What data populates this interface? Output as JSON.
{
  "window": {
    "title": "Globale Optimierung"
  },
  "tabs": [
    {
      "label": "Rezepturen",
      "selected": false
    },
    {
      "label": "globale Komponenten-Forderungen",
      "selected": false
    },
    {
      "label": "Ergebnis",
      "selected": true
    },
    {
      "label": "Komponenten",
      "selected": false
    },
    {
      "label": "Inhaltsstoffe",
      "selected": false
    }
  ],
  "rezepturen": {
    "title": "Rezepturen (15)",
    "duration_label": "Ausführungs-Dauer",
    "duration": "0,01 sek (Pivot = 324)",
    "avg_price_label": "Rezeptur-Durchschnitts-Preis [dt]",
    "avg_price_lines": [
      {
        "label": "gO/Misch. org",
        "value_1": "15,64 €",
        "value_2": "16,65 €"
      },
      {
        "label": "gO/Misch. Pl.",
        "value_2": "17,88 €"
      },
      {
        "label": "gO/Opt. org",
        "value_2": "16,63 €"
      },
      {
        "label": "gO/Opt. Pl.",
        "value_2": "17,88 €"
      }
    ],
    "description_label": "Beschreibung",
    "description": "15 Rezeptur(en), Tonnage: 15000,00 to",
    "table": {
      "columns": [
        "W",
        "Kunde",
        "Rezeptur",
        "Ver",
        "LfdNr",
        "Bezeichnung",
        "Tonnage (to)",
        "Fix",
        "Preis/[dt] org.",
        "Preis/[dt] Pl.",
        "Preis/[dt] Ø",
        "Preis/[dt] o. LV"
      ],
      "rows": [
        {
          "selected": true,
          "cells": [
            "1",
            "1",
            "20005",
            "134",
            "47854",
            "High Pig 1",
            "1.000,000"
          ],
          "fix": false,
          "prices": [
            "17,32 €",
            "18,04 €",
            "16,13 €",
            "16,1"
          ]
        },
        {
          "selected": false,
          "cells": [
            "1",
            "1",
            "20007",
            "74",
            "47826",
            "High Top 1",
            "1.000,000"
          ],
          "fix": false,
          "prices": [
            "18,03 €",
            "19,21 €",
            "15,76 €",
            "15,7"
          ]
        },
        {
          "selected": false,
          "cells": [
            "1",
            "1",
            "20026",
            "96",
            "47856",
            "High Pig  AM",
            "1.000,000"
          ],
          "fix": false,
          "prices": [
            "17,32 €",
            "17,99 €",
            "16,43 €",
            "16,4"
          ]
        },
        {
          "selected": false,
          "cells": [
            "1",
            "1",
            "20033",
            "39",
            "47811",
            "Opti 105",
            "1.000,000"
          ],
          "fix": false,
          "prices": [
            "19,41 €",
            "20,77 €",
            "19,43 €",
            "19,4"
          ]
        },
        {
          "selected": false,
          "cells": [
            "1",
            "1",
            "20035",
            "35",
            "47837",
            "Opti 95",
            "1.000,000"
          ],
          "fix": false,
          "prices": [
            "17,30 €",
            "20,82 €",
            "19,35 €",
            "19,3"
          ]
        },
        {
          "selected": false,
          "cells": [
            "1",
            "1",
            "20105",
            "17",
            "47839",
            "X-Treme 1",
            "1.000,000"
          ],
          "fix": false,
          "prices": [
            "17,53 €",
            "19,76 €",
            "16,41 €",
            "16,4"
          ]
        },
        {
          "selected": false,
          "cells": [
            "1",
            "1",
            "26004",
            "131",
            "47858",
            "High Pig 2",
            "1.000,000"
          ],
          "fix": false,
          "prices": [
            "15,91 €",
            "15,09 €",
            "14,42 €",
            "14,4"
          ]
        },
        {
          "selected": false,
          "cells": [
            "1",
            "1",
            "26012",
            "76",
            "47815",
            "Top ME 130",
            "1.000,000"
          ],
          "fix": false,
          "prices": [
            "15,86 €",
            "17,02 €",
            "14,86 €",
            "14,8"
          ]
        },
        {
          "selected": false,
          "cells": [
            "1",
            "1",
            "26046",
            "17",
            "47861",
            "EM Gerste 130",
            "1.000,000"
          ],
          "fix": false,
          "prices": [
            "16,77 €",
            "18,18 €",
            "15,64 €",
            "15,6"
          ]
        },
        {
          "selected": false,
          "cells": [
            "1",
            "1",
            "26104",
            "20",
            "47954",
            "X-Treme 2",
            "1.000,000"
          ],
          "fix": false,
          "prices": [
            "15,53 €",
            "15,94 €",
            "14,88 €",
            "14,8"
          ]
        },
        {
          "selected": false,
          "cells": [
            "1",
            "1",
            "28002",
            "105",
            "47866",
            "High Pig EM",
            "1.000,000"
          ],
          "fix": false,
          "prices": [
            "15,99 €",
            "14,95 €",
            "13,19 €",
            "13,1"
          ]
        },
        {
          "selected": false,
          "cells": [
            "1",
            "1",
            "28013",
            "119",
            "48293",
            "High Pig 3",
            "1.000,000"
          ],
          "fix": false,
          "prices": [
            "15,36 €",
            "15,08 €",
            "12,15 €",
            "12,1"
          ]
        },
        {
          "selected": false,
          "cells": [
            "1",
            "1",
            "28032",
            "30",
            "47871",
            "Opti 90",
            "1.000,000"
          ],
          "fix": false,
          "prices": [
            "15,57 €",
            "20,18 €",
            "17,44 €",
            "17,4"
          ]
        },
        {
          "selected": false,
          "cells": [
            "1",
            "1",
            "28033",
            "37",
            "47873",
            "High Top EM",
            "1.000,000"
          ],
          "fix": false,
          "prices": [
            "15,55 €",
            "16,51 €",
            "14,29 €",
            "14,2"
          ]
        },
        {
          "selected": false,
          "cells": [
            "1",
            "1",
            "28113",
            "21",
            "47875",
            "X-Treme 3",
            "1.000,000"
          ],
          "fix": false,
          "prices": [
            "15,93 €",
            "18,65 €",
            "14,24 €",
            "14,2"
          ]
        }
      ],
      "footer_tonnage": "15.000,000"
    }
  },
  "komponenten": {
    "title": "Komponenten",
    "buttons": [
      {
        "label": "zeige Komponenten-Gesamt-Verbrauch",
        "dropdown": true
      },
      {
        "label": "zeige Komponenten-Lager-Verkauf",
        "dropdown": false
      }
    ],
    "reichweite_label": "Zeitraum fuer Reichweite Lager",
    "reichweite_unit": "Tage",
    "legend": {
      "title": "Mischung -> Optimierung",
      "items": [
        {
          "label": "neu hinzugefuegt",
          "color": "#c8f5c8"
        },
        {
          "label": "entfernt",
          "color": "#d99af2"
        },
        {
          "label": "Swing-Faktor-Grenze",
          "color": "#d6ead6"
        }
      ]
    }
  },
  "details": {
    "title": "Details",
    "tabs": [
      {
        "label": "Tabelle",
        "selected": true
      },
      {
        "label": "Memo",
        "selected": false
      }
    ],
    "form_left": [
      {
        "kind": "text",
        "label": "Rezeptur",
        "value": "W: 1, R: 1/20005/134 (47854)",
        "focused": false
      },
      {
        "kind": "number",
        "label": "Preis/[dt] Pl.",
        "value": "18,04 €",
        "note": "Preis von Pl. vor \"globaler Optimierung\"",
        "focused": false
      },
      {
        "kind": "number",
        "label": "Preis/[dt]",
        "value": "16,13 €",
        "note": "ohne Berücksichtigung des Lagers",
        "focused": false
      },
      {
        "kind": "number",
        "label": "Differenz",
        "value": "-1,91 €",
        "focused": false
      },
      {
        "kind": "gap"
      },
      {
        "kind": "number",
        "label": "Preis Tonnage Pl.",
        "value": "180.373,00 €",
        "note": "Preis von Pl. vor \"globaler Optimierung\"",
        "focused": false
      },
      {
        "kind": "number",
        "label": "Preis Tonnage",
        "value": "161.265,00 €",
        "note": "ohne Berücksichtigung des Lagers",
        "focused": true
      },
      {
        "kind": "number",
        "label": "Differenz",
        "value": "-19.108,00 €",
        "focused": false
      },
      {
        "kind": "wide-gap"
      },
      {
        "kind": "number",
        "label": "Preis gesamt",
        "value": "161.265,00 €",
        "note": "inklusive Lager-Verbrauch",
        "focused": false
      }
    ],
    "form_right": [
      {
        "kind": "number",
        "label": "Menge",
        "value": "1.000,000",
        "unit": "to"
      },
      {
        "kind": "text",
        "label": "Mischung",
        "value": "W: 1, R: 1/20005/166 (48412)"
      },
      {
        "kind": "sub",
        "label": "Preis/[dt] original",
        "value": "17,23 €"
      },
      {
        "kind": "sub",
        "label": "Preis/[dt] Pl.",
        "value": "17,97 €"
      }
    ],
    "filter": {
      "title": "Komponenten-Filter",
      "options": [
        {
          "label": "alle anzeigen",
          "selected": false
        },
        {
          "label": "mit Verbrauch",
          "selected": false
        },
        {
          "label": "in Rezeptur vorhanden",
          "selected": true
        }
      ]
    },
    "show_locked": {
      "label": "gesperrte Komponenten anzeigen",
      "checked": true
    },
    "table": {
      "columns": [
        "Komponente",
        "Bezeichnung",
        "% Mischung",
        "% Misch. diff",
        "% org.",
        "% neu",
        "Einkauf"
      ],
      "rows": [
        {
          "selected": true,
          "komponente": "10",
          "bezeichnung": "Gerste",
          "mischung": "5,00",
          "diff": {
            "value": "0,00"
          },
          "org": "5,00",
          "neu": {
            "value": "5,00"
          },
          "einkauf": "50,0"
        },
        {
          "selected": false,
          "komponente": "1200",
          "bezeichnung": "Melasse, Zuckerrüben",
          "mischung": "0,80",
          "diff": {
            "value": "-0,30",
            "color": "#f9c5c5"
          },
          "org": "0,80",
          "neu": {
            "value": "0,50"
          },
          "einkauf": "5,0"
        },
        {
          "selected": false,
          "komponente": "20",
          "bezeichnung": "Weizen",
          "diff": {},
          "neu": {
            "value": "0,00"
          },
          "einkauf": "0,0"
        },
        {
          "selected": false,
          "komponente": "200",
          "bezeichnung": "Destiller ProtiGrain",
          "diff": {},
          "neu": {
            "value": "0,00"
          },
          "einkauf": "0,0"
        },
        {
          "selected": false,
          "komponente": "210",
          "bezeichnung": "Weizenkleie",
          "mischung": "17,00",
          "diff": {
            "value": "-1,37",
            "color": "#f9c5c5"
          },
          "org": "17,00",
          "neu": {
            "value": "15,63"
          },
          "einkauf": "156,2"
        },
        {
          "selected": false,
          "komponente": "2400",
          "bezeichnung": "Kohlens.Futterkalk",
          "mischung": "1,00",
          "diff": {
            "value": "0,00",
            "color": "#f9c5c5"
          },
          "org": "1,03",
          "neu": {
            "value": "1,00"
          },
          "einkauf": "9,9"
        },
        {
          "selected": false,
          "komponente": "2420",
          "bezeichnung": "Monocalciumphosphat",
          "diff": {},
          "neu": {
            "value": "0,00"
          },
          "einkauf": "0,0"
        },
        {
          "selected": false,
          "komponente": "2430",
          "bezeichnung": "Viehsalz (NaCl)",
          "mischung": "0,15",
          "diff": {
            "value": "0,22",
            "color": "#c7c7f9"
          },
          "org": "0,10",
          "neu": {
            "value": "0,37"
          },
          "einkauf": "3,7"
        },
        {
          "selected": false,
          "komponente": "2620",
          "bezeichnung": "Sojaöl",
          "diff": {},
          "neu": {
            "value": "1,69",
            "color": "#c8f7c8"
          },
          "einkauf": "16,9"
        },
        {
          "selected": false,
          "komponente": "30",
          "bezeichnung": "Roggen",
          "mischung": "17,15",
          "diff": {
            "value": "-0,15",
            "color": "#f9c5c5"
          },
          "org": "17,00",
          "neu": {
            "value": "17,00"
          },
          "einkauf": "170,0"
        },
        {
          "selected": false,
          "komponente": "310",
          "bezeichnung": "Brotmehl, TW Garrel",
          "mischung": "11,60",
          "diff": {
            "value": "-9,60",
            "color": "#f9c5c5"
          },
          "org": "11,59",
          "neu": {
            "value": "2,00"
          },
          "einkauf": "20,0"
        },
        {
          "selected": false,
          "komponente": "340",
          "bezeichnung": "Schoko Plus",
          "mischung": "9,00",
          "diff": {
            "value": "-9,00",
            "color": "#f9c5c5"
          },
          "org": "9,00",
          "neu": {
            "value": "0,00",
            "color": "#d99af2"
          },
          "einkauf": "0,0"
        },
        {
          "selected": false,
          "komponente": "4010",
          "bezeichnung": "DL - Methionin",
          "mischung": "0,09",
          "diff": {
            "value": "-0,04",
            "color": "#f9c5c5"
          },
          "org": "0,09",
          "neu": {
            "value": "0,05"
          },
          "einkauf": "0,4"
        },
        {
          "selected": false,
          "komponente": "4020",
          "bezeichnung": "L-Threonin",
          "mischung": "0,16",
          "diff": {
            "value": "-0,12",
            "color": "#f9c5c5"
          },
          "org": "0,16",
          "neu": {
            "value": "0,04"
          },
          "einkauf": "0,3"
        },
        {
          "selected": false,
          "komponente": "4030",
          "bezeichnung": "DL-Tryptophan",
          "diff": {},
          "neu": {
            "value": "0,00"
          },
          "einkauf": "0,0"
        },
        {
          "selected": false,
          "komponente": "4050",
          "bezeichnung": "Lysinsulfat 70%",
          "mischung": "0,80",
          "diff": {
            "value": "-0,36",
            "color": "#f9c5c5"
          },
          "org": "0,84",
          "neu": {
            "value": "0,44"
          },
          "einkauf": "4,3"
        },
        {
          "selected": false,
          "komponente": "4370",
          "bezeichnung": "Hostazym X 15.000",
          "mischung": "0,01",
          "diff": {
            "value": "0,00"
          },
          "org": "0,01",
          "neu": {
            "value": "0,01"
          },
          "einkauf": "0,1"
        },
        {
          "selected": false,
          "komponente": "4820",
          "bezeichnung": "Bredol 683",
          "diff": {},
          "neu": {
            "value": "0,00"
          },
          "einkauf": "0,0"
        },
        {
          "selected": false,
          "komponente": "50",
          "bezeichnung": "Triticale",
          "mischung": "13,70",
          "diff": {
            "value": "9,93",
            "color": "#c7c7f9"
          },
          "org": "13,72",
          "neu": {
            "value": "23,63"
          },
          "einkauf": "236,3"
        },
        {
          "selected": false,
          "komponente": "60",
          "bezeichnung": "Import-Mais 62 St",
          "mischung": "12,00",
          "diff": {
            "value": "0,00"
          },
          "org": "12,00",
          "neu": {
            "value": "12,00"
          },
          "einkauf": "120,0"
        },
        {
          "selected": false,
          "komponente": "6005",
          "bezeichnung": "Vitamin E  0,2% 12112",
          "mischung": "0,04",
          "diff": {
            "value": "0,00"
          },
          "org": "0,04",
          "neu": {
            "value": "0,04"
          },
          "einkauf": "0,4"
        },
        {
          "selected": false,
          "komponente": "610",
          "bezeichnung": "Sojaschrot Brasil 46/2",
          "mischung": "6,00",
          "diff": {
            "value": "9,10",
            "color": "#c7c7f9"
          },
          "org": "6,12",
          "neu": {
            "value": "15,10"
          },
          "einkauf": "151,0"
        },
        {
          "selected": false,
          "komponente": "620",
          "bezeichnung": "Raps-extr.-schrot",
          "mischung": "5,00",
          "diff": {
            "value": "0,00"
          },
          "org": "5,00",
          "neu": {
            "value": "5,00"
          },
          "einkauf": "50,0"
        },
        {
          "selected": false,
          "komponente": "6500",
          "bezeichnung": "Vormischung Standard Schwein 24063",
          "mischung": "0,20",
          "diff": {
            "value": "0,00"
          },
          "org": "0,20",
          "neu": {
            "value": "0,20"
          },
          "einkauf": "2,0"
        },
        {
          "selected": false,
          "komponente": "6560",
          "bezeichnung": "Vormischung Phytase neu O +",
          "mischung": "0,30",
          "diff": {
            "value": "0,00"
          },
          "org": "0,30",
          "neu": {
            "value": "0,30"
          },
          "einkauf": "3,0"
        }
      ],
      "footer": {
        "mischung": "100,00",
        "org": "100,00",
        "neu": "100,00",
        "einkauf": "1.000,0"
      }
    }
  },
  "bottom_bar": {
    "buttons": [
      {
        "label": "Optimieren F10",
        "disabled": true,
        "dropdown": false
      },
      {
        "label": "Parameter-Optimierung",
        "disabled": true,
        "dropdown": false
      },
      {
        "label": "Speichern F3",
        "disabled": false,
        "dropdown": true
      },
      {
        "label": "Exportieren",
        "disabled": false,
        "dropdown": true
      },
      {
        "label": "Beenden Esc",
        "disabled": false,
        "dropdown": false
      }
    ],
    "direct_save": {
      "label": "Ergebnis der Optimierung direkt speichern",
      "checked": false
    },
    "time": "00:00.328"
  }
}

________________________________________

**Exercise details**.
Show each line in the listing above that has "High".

**Problem solution**.
            "High Pig 1",
            "High Top 1",
            "High Pig  AM",
            "High Pig 2",
            "High Pig EM",
            "High Pig 3",
            "High Top EM",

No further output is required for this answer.